Hydrogen powers South African schools


15 June 2015

Hydrogen fuel cell technology is being used successfully to provide standby power in some schools in Eastern Cape. The power generated by the fuel cells is used to support basic energy requirements, for example, charging stations for tablets, fax machines and computers.

It is part of a pilot project led by the Department of Science and Technology, which has partnered with the private sector to use hydrogen fuel cell technology in three schools in Cofimvaba, namely Arthur Mfebe Senior Secondary School, St Marks Junior Secondary School and Mvuzo Junior Secondary School.

Anglo American Platinum sponsored three platinum-based fuel cell systems, including installation and ongoing maintenance and operations. Air Products is supplying the hydrogen fuel requirements, while Clean Energy Investments, a South African company co-owned by the department and Anglo American Platinum, commissioned the fuel cells to bring standby power to the schools.
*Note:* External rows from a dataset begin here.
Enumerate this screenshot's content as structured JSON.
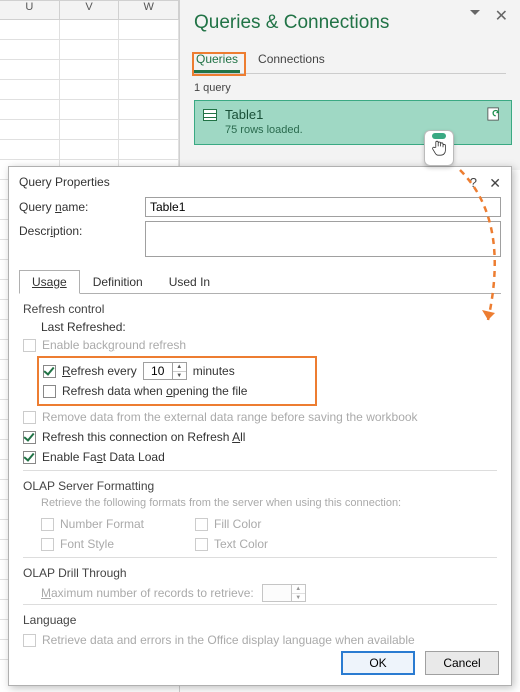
{
  "sheet": {
    "cols": [
      "U",
      "V",
      "W"
    ]
  },
  "pane": {
    "title": "Queries & Connections",
    "tab_queries": "Queries",
    "tab_connections": "Connections",
    "count": "1 query",
    "item_name": "Table1",
    "item_status": "75 rows loaded."
  },
  "dialog": {
    "title": "Query Properties",
    "help": "?",
    "close": "✕",
    "name_label": "Query name:",
    "name_value": "Table1",
    "desc_label": "Description:",
    "desc_value": "",
    "tabs": {
      "usage": "Usage",
      "definition": "Definition",
      "usedin": "Used In"
    },
    "refresh_section": "Refresh control",
    "last_refreshed_label": "Last Refreshed:",
    "cb_bg": "Enable background refresh",
    "cb_every_pre": "Refresh every",
    "every_value": "10",
    "cb_every_post": "minutes",
    "cb_open": "Refresh data when opening the file",
    "cb_remove": "Remove data from the external data range before saving the workbook",
    "cb_all": "Refresh this connection on Refresh All",
    "cb_fast": "Enable Fast Data Load",
    "olap_section": "OLAP Server Formatting",
    "olap_hint": "Retrieve the following formats from the server when using this connection:",
    "olap_numfmt": "Number Format",
    "olap_fill": "Fill Color",
    "olap_font": "Font Style",
    "olap_text": "Text Color",
    "drill_section": "OLAP Drill Through",
    "drill_label": "Maximum number of records to retrieve:",
    "drill_value": "",
    "lang_section": "Language",
    "lang_cb": "Retrieve data and errors in the Office display language when available",
    "ok": "OK",
    "cancel": "Cancel"
  }
}
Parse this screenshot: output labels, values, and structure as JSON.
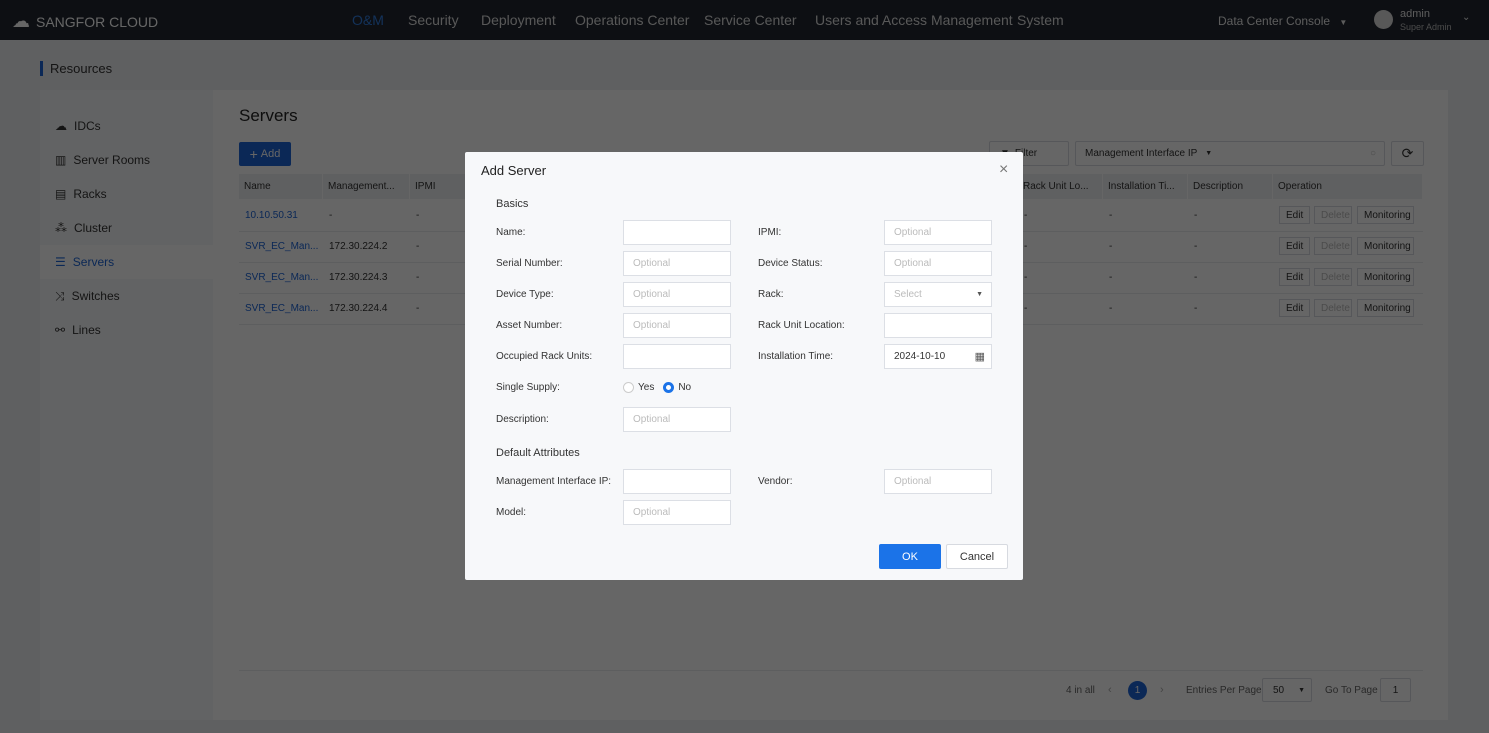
{
  "header": {
    "logo": "SANGFOR CLOUD",
    "nav": [
      "O&M",
      "Security",
      "Deployment",
      "Operations Center",
      "Service Center",
      "Users and Access Management",
      "System"
    ],
    "active_nav": "O&M",
    "console": "Data Center Console",
    "user": "admin",
    "role": "Super Admin"
  },
  "breadcrumb": "Resources",
  "sidebar": {
    "items": [
      {
        "label": "IDCs",
        "icon": "cloud-icon"
      },
      {
        "label": "Server Rooms",
        "icon": "building-icon"
      },
      {
        "label": "Racks",
        "icon": "rack-icon"
      },
      {
        "label": "Cluster",
        "icon": "cluster-icon"
      },
      {
        "label": "Servers",
        "icon": "server-icon"
      },
      {
        "label": "Switches",
        "icon": "shuffle-icon"
      },
      {
        "label": "Lines",
        "icon": "lines-icon"
      }
    ],
    "active": "Servers"
  },
  "main": {
    "title": "Servers",
    "add_label": "Add",
    "filter_label": "Filter",
    "search_field": "Management Interface IP",
    "columns": [
      "Name",
      "Management...",
      "IPMI",
      "Rack Unit Lo...",
      "Installation Ti...",
      "Description",
      "Operation"
    ],
    "rows": [
      {
        "name": "10.10.50.31",
        "mgmt": "-",
        "ipmi": "-",
        "rack_unit": "-",
        "install": "-",
        "desc": "-"
      },
      {
        "name": "SVR_EC_Man...",
        "mgmt": "172.30.224.2",
        "ipmi": "-",
        "rack_unit": "-",
        "install": "-",
        "desc": "-"
      },
      {
        "name": "SVR_EC_Man...",
        "mgmt": "172.30.224.3",
        "ipmi": "-",
        "rack_unit": "-",
        "install": "-",
        "desc": "-"
      },
      {
        "name": "SVR_EC_Man...",
        "mgmt": "172.30.224.4",
        "ipmi": "-",
        "rack_unit": "-",
        "install": "-",
        "desc": "-"
      }
    ],
    "ops": {
      "edit": "Edit",
      "delete": "Delete",
      "monitoring": "Monitoring"
    },
    "pagination": {
      "total": "4 in all",
      "page": "1",
      "entries_label": "Entries Per Page",
      "entries": "50",
      "goto_label": "Go To Page",
      "goto": "1"
    }
  },
  "modal": {
    "title": "Add Server",
    "basics": "Basics",
    "default_attributes": "Default Attributes",
    "fields": {
      "name": {
        "label": "Name:",
        "value": ""
      },
      "serial": {
        "label": "Serial Number:",
        "placeholder": "Optional"
      },
      "device_type": {
        "label": "Device Type:",
        "placeholder": "Optional"
      },
      "asset": {
        "label": "Asset Number:",
        "placeholder": "Optional"
      },
      "occupied": {
        "label": "Occupied Rack Units:",
        "value": ""
      },
      "single_supply": {
        "label": "Single Supply:",
        "yes": "Yes",
        "no": "No",
        "selected": "No"
      },
      "description": {
        "label": "Description:",
        "placeholder": "Optional"
      },
      "ipmi": {
        "label": "IPMI:",
        "placeholder": "Optional"
      },
      "status": {
        "label": "Device Status:",
        "placeholder": "Optional"
      },
      "rack": {
        "label": "Rack:",
        "placeholder": "Select"
      },
      "rack_unit": {
        "label": "Rack Unit Location:",
        "value": ""
      },
      "install_time": {
        "label": "Installation Time:",
        "value": "2024-10-10"
      },
      "mgmt_ip": {
        "label": "Management Interface IP:",
        "value": ""
      },
      "vendor": {
        "label": "Vendor:",
        "placeholder": "Optional"
      },
      "model": {
        "label": "Model:",
        "placeholder": "Optional"
      }
    },
    "ok": "OK",
    "cancel": "Cancel"
  }
}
Air Products conducted feasibility assessments and erected hydrogen storage facilities according to international standards to supply the fuel cells at the three schools. All the fuel cell power systems have been operating since September 2014.

Public-private partnerships

The official launch, however, was on 12 June. Science and Technology Minister Naledi Pandor noted that the Cofimvaba initiative demonstrated that collaboration between the public and private sectors was essential to improving living conditions.

“Success stories from other countries, like Japan, indicate that active public-private partnerships are critical in supporting the uptake of emerging technologies. The knowledge and experience gained from the Cofimvaba pilot project and others taking place throughout the country will not only promote awareness of the technology, but will assist in creating a market for technologies that are being developed through the Hydrogen South Africa [HySA] programme,” Pandor said at the event.

HySA focuses on the development of high-value hydrogen fuel cell technology products that promote the beneficiation of the platinum group metals and has three centres of competence, focusing on catalysis, infrastructure and systems integration.

Anglo Platinum, together with the Young Engineers and Scientists of Africa (Yesa) group and the South African Agency for Science and Technology Advancement (Saasta), has developed an educational programme that has been rolled out to schools in the area, teaching pupils about the science of fuel cells. To date, 3 500 schoolchildren from Grade R to Grade 12 at 26 schools in the region have benefited from this programme.

Improved teaching and learning

Andrew Hinkly, the executive head of marketing of Anglo American Platinum, said: “This collaboration provides the opportunity to demonstrate not only the technical ability of platinum-based fuel cells to power rural schools, but also contributes to the improvement of the quality of teaching and learning in a rural context.

“The education initiative has been an inspiration to learners, enhancing their aspirations for vocations in science, technology, engineering, mathematics and innovation. These skills are key to creating a knowledge base to support fuel cell deployment and, ultimately, a new, high-tech fuel cell industry in South Africa.”

Gavin Coetzer, the chief executive of Clean Energy Investments, added: “As technology is incorporated into the education environment, power stability at schools is essential. Fuel cell standby power solutions are efficient, reliable, safe and, most importantly, quiet, ensuring a non-intrusive standby and – potentially – primary power solution.”


This year, the department, through the Tech4Red (Technology for Rural Education Development) project, will install two solar systems and a biogas system, as well as provide portable rechargeable batteries to pupils in the region who have no electricity in their homes.

The project is part of the energy working group of Tech4Red that the department is piloting in the Nciba Circuit in Cofimvaba as a research initiative to assess how technology can contribute to the improvement of education in the area.

Other components of Tech4Red involve information and communication technology (ICT), elearning, science and technology, nutrition and agri-teaching, water and sanitation and health. The ICT component involves providing tablets to teachers and pupils and ascertaining how this intervention can contribute to improving mathematics and science learning.

Source: Department of Science and Technology